Content starts
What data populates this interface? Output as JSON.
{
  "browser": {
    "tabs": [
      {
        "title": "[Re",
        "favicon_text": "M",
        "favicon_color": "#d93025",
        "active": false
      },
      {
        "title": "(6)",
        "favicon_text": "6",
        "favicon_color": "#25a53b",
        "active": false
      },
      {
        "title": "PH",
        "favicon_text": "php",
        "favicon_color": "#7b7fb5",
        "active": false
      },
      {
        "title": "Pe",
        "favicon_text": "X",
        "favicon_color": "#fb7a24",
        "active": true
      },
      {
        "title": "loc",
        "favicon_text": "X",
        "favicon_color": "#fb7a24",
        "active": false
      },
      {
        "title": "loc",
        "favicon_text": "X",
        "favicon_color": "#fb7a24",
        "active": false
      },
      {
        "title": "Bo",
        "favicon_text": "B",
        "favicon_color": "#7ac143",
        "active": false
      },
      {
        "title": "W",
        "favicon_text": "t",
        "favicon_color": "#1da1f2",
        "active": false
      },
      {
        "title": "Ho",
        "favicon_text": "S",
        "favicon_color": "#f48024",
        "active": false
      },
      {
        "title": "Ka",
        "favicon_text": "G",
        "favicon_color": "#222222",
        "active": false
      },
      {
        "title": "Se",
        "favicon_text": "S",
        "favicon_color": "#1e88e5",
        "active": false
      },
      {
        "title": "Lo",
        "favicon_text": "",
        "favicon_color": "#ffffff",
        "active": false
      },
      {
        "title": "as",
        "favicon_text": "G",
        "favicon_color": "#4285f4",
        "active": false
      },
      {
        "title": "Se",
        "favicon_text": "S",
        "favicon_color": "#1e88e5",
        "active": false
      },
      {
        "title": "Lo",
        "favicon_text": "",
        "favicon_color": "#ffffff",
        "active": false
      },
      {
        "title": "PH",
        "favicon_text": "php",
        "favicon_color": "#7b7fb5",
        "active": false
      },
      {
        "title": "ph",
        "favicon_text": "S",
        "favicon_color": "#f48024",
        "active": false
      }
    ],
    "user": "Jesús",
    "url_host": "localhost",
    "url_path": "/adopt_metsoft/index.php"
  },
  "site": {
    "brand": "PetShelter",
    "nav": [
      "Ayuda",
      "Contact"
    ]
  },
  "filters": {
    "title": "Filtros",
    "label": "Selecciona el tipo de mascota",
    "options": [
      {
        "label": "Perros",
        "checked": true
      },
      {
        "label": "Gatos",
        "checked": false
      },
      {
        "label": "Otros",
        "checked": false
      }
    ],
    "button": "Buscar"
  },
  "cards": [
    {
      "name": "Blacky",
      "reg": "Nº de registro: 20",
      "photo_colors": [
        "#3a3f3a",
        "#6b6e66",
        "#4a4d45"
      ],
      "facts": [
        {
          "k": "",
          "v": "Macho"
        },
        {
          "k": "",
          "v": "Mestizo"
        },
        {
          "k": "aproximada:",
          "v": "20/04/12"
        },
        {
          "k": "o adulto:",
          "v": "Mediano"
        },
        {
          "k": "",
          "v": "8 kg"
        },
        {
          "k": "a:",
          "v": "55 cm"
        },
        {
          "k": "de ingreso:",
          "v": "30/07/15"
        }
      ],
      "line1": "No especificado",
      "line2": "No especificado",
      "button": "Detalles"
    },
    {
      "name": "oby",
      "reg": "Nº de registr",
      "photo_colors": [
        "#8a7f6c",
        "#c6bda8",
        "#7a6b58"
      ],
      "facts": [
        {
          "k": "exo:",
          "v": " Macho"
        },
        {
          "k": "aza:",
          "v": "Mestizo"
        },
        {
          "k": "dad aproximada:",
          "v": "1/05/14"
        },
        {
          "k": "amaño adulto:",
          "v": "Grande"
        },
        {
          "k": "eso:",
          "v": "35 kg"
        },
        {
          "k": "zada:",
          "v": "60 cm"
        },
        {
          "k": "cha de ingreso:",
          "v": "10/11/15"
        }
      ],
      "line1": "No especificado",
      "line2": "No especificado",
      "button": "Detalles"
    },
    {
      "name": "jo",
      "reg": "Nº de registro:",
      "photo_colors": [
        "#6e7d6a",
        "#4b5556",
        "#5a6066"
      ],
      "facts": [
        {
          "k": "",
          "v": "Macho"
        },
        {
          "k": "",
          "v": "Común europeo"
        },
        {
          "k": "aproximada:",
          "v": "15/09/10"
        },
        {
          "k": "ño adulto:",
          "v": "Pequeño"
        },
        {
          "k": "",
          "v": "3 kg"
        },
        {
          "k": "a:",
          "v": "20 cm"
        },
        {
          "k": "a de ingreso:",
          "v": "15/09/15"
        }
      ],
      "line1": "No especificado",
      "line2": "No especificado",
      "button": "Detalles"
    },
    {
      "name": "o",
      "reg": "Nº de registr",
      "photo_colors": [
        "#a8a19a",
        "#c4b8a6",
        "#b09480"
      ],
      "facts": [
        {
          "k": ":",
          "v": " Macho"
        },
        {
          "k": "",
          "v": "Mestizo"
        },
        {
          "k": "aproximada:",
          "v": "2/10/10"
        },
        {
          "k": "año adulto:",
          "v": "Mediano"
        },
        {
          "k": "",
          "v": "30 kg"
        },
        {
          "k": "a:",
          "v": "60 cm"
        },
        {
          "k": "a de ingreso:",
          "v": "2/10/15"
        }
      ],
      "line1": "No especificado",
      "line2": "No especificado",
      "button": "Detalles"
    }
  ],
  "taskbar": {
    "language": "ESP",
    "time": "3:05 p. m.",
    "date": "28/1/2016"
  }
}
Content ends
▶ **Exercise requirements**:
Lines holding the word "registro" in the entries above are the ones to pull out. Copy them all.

▶ **Answer to this exercise**:
      "reg": "Nº de registro: 20",
      "reg": "Nº de registro:",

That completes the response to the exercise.